• _Assigned task_
Omit the images. Restate all of the records word for word.

---------- Exercise input ----------

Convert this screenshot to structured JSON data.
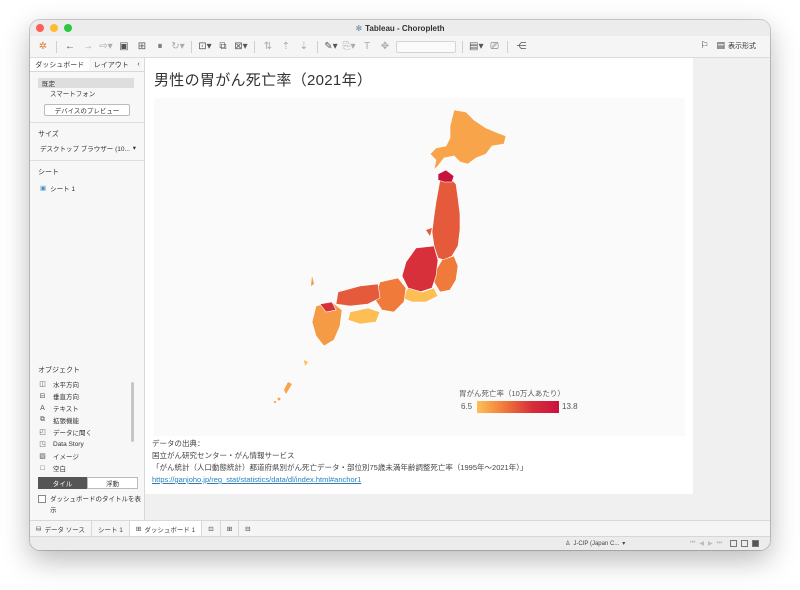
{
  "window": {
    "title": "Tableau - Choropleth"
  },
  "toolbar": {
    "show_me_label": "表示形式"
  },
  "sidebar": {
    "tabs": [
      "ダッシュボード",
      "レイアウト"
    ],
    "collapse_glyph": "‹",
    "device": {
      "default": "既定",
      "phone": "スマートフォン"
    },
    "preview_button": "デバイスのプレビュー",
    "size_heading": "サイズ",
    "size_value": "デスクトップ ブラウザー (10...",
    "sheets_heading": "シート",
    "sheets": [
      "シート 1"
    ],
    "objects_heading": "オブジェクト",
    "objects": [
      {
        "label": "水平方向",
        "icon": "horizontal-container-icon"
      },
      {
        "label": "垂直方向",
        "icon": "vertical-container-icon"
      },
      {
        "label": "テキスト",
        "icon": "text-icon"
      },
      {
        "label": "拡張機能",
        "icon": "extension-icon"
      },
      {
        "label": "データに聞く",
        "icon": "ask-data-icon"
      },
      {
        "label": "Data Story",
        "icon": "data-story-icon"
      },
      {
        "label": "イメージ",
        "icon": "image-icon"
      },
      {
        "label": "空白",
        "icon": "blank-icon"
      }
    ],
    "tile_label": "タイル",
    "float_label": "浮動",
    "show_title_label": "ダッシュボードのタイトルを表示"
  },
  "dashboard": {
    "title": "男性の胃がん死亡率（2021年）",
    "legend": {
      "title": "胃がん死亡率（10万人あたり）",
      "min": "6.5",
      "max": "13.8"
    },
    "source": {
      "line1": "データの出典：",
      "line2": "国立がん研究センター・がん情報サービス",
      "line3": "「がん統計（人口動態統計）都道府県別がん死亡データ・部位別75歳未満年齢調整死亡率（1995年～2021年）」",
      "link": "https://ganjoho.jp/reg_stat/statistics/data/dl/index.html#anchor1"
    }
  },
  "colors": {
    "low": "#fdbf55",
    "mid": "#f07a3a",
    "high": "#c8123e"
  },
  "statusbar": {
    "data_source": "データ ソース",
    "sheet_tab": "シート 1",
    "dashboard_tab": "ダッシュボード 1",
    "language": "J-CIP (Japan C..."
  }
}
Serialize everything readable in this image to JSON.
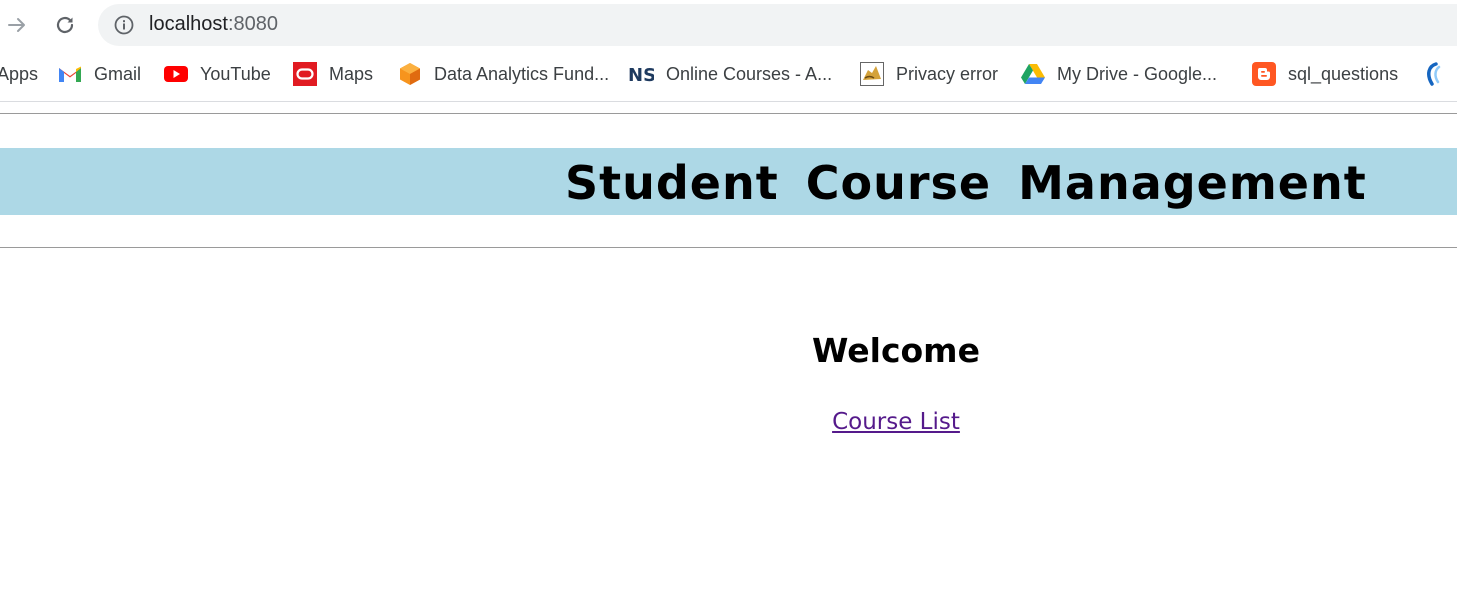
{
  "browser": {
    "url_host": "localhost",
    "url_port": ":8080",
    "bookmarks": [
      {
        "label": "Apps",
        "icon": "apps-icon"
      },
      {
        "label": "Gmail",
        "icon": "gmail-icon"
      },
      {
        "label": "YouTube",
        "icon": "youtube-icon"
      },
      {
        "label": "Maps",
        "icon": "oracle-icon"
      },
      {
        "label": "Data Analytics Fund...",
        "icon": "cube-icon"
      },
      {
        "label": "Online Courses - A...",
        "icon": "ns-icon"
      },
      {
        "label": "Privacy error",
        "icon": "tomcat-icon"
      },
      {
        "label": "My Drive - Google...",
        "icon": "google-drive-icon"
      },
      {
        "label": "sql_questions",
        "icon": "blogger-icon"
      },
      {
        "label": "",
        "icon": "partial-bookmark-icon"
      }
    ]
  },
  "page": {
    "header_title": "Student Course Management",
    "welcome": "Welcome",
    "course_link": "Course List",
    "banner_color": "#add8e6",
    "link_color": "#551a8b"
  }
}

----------

• _Completed exercise_
Convert this screenshot to structured JSON data.
{
  "window": {
    "title": "Tableau - Choropleth"
  },
  "toolbar": {
    "show_me_label": "表示形式"
  },
  "sidebar": {
    "tabs": [
      "ダッシュボード",
      "レイアウト"
    ],
    "collapse_glyph": "‹",
    "device": {
      "default": "既定",
      "phone": "スマートフォン"
    },
    "preview_button": "デバイスのプレビュー",
    "size_heading": "サイズ",
    "size_value": "デスクトップ ブラウザー (10...",
    "sheets_heading": "シート",
    "sheets": [
      "シート 1"
    ],
    "objects_heading": "オブジェクト",
    "objects": [
      {
        "label": "水平方向",
        "icon": "horizontal-container-icon"
      },
      {
        "label": "垂直方向",
        "icon": "vertical-container-icon"
      },
      {
        "label": "テキスト",
        "icon": "text-icon"
      },
      {
        "label": "拡張機能",
        "icon": "extension-icon"
      },
      {
        "label": "データに聞く",
        "icon": "ask-data-icon"
      },
      {
        "label": "Data Story",
        "icon": "data-story-icon"
      },
      {
        "label": "イメージ",
        "icon": "image-icon"
      },
      {
        "label": "空白",
        "icon": "blank-icon"
      }
    ],
    "tile_label": "タイル",
    "float_label": "浮動",
    "show_title_label": "ダッシュボードのタイトルを表示"
  },
  "dashboard": {
    "title": "男性の胃がん死亡率（2021年）",
    "legend": {
      "title": "胃がん死亡率（10万人あたり）",
      "min": "6.5",
      "max": "13.8"
    },
    "source": {
      "line1": "データの出典：",
      "line2": "国立がん研究センター・がん情報サービス",
      "line3": "「がん統計（人口動態統計）都道府県別がん死亡データ・部位別75歳未満年齢調整死亡率（1995年～2021年）」",
      "link": "https://ganjoho.jp/reg_stat/statistics/data/dl/index.html#anchor1"
    }
  },
  "colors": {
    "low": "#fdbf55",
    "mid": "#f07a3a",
    "high": "#c8123e"
  },
  "statusbar": {
    "data_source": "データ ソース",
    "sheet_tab": "シート 1",
    "dashboard_tab": "ダッシュボード 1",
    "language": "J-CIP (Japan C..."
  }
}
Serialize everything readable in this image to JSON.
{
  "browser": {
    "url_host": "localhost",
    "url_port": ":8080",
    "bookmarks": [
      {
        "label": "Apps",
        "icon": "apps-icon"
      },
      {
        "label": "Gmail",
        "icon": "gmail-icon"
      },
      {
        "label": "YouTube",
        "icon": "youtube-icon"
      },
      {
        "label": "Maps",
        "icon": "oracle-icon"
      },
      {
        "label": "Data Analytics Fund...",
        "icon": "cube-icon"
      },
      {
        "label": "Online Courses - A...",
        "icon": "ns-icon"
      },
      {
        "label": "Privacy error",
        "icon": "tomcat-icon"
      },
      {
        "label": "My Drive - Google...",
        "icon": "google-drive-icon"
      },
      {
        "label": "sql_questions",
        "icon": "blogger-icon"
      },
      {
        "label": "",
        "icon": "partial-bookmark-icon"
      }
    ]
  },
  "page": {
    "header_title": "Student Course Management",
    "welcome": "Welcome",
    "course_link": "Course List",
    "banner_color": "#add8e6",
    "link_color": "#551a8b"
  }
}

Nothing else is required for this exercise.